Calling Hiwa K’s work a “citizens’ movement” in Sulaymaniyah is also justified by the fact that the processes it initiated have not ended, but are continuing. One of Hiwa K’s own, as yet unrealized dreams is to plant oak trees on a mountainside, in the shape of “hanase ba” – the word for  the imperative “breath” in the Sorani spoken in Sulaymaniyah. One obstacle to making this dream a reality is that the city’s mountain slopes are set aside for the construction of gated communities for the wealthy. A key impact of neoliberalism around the world is increased inequality, including in Iraq and Finland.

From words to deeds

As the commissioner and curator of the artwork, I witnessed Sulaymaniyah’s part in it remotely, together with the members of the Helsinki Chicago Boys band. Over the video link, we got to know the members of the Sulaymaniyah band, were able to experience the interior and exterior of the museum building, and saw musical performances, plus recordings of other events on Instagram.


A group of people in Helsinki sitting in a class room and watching a wide screen with an image of another group of people in Sulaymaniyah.
In Chicago Boys private rehearsals in Helsinki we had a remote connection with the group in Sulaymaniyah. Image: Aman Askarizad.

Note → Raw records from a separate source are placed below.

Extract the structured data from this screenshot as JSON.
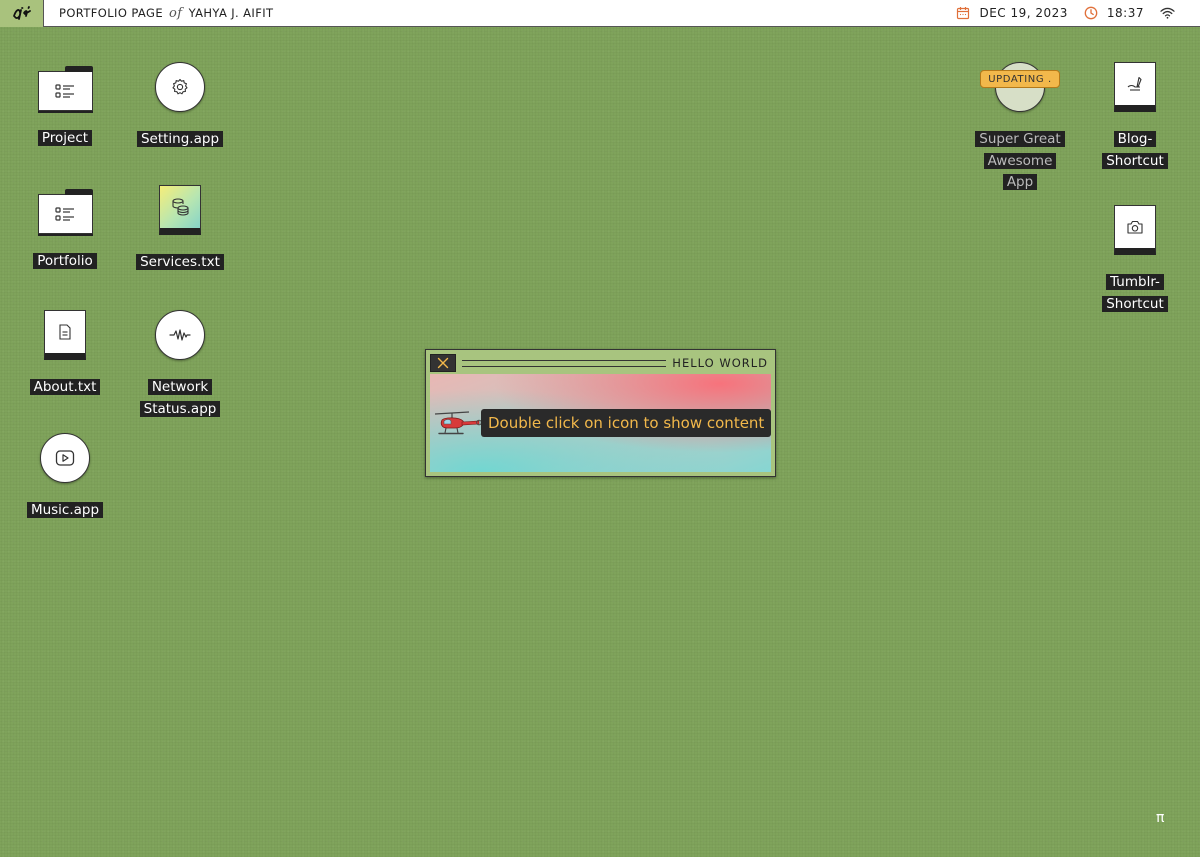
{
  "topbar": {
    "title_pre": "PORTFOLIO PAGE",
    "title_of": "of",
    "title_name": "YAHYA J. AIFIT",
    "date": "DEC 19, 2023",
    "time": "18:37",
    "logo_icon": "signature-logo-icon",
    "date_icon": "calendar-icon",
    "time_icon": "clock-icon",
    "wifi_icon": "wifi-icon"
  },
  "desktop": {
    "project": "Project",
    "setting": "Setting.app",
    "portfolio": "Portfolio",
    "services": "Services.txt",
    "about": "About.txt",
    "network_line1": "Network",
    "network_line2": "Status.app",
    "music": "Music.app",
    "super_line1": "Super Great",
    "super_line2": "Awesome",
    "super_line3": "App",
    "updating": "UPDATING .",
    "blog_line1": "Blog-",
    "blog_line2": "Shortcut",
    "tumblr_line1": "Tumblr-",
    "tumblr_line2": "Shortcut"
  },
  "window": {
    "title": "HELLO WORLD",
    "message": "Double click on icon to show content"
  },
  "footer": {
    "pi": "π"
  },
  "colors": {
    "desktop_bg": "#7fa35b",
    "accent": "#a9c27d",
    "badge": "#f2b84b",
    "label_bg": "#222222"
  }
}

Of course, it would have been interesting to travel to Kurdistan, where I have never been, to witness manifestations of the local culture and to meet all the people who were able to express themselves in the project in the spirit of communal sustainability. But my travelling to Sulaymaniyah was in no way necessary: as a local actor, Hiwa K has networks, language skills, knowledge of the culture, and an understanding of how the local authorities work. He has everything needed to carry out the project, and this collaboration was planned to be run just like this from the very beginning.

Why? Because IHME Helsinki promotes the cultural change needed in the environmental crisis. Our organization has the funds and I could have arranged my work and time to allow a trip to Sulaymaniyah, and I could easily have justified it on professional grounds.

But our starting point is to unlearn old practices and to develop new operating models for the world of the environmental crisis. The biggest source of emissions from IHME Helsinki’s operations is air travel, so we are actively considering ways of operating internationally while keeping the number of air journeys to a minimum.

As to why international collaboration is important during the environmental crisis and how to enact this in an ecologically sustainable way, I will be writing more in my next Let’s imagine the future now blog, which I have renamed: Let’s make the future now.


Paula Toppila

Executive director and curator


Watch a documentary about Chicago Boys at IHME Helsinki's YouTube channel IHME Helsinki Commission 2023 Read more about the public rehearsals of Chicago Boys project in Helsinki